= Data for processing =
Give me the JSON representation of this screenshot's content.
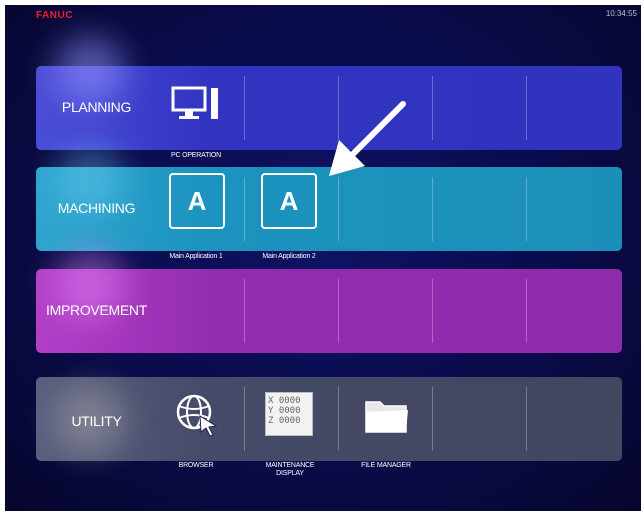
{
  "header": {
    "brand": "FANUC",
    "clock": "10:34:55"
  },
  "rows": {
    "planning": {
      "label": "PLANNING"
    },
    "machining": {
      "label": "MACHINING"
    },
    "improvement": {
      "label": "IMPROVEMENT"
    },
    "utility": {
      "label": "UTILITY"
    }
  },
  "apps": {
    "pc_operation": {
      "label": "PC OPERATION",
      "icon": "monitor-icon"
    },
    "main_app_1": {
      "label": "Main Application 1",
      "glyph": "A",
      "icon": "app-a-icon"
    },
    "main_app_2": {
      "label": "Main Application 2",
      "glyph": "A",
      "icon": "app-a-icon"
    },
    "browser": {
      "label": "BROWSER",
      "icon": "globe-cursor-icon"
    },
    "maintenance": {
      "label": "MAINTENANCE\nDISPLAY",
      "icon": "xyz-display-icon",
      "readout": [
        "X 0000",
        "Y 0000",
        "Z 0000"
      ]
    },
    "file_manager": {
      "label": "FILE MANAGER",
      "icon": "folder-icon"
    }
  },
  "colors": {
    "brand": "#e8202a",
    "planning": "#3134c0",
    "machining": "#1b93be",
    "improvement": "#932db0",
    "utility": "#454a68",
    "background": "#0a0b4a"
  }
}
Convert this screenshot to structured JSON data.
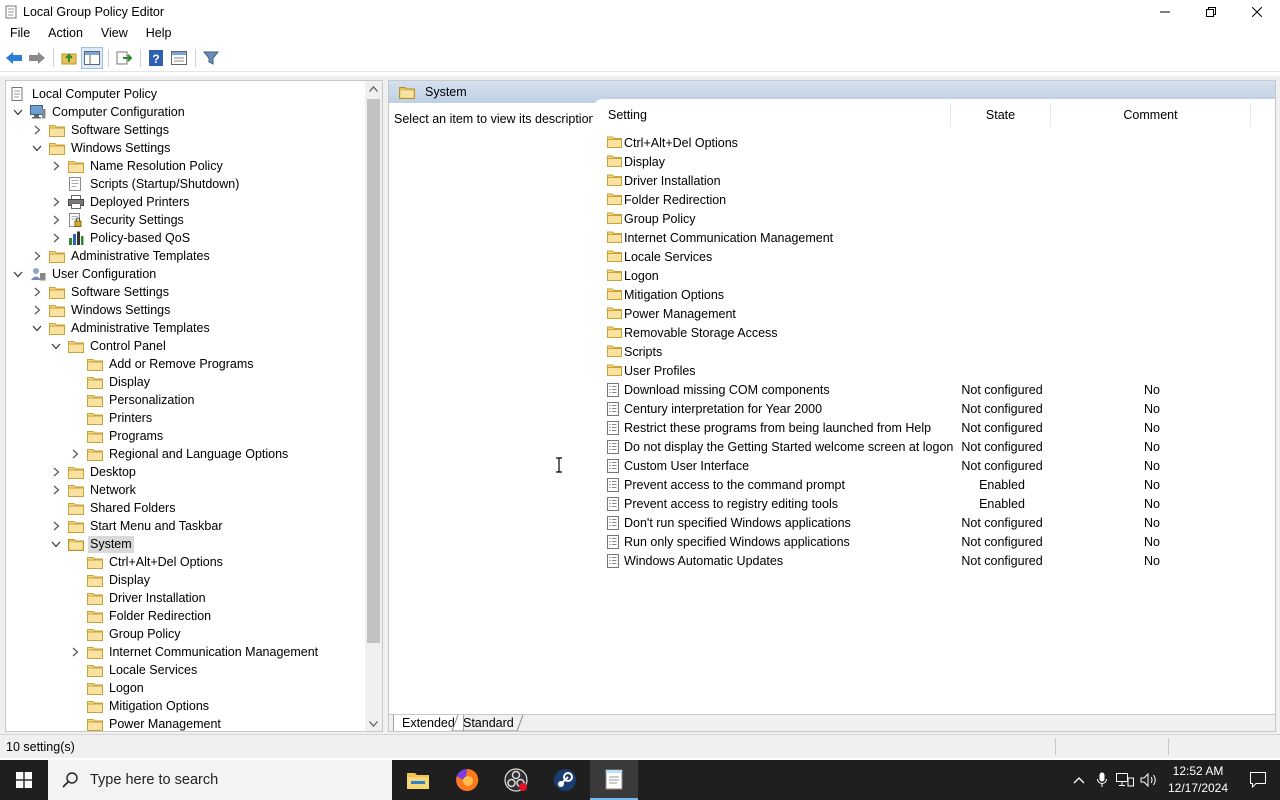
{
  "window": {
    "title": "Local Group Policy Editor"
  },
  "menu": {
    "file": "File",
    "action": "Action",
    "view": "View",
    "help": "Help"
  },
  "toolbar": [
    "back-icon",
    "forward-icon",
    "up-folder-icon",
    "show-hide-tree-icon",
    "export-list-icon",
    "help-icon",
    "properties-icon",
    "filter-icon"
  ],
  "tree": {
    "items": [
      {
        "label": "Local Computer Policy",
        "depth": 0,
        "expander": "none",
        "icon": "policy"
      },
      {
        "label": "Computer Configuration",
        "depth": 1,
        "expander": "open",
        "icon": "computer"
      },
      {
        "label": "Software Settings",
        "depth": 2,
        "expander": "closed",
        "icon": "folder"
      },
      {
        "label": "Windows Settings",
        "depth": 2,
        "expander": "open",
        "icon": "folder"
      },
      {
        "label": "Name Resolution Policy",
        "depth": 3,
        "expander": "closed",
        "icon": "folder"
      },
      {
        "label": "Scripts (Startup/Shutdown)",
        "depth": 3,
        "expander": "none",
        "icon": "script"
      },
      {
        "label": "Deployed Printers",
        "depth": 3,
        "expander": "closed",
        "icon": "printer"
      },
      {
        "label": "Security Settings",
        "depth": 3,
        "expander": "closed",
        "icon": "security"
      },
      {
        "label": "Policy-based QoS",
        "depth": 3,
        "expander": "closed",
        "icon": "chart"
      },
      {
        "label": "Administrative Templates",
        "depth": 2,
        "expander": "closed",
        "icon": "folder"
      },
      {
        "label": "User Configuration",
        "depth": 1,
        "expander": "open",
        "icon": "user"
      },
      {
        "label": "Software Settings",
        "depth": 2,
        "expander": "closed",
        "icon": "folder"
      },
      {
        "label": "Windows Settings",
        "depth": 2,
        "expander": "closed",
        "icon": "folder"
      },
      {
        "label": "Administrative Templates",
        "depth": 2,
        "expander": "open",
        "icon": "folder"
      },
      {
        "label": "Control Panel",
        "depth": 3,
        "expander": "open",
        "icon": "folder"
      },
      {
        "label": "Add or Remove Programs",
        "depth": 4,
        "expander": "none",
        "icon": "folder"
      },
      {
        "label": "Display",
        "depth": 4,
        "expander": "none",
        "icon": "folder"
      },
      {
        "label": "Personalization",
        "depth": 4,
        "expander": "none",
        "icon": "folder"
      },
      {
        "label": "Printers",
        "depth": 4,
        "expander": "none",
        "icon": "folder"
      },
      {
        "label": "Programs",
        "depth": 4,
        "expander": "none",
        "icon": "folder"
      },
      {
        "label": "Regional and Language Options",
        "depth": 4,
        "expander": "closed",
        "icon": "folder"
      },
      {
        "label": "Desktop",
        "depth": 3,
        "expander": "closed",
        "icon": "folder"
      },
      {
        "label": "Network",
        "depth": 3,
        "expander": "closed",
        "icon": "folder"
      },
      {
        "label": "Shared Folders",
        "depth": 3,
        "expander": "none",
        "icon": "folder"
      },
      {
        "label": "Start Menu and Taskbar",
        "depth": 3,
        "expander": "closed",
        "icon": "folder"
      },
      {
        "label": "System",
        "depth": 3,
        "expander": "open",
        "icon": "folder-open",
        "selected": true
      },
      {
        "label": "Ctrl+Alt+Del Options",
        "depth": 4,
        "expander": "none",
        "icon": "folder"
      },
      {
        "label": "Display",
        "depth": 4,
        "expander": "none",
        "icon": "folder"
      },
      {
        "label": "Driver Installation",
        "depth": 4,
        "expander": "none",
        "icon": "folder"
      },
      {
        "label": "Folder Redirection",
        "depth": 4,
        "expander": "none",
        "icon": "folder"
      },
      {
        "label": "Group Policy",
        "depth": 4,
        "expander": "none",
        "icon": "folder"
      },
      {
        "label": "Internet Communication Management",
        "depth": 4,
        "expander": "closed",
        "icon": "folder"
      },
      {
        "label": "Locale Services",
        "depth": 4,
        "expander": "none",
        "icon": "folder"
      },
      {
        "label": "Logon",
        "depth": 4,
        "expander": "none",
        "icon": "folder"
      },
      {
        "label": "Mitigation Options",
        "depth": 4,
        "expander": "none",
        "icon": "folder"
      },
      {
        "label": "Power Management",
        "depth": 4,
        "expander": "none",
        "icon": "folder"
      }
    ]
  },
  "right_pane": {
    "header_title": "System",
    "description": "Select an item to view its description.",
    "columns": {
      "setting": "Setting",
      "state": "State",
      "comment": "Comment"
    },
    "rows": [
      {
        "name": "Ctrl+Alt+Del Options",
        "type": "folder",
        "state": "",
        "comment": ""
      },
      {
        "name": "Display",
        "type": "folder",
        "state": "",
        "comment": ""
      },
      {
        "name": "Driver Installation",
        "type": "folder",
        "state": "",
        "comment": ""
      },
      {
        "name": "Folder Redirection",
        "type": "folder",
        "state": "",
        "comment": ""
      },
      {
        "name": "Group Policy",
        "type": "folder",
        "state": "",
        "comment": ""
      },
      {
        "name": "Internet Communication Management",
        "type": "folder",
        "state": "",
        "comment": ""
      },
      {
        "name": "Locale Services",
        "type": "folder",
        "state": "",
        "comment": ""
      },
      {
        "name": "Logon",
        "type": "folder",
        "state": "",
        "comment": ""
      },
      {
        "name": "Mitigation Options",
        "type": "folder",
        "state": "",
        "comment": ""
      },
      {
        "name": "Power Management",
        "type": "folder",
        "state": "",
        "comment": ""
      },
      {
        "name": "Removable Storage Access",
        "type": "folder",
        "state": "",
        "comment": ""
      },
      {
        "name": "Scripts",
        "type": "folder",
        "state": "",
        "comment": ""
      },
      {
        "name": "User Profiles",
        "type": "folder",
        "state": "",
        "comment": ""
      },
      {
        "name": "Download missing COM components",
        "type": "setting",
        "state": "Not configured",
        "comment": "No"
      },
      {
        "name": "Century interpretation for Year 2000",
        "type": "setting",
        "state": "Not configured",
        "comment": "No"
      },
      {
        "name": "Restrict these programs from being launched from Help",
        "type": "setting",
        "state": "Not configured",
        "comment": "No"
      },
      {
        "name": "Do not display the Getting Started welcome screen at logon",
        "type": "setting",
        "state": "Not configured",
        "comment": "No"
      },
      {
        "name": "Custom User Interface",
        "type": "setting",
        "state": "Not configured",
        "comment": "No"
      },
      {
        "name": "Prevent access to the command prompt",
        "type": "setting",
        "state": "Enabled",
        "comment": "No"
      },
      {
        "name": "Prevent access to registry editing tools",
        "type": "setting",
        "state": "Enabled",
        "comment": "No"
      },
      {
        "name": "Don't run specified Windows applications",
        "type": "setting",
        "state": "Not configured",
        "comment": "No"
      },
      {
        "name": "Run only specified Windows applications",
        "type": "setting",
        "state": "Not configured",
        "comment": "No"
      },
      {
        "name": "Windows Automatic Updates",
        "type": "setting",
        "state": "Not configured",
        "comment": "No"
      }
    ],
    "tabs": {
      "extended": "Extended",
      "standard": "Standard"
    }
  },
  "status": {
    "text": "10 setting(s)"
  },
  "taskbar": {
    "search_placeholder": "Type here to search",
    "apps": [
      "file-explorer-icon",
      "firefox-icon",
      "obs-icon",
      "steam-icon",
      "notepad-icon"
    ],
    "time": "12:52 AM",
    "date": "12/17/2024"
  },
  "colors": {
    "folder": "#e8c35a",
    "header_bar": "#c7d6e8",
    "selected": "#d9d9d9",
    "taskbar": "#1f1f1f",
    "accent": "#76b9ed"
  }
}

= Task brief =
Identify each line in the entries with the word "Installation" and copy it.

= Result of the exercise =
        "label": "Driver Installation",
        "name": "Driver Installation",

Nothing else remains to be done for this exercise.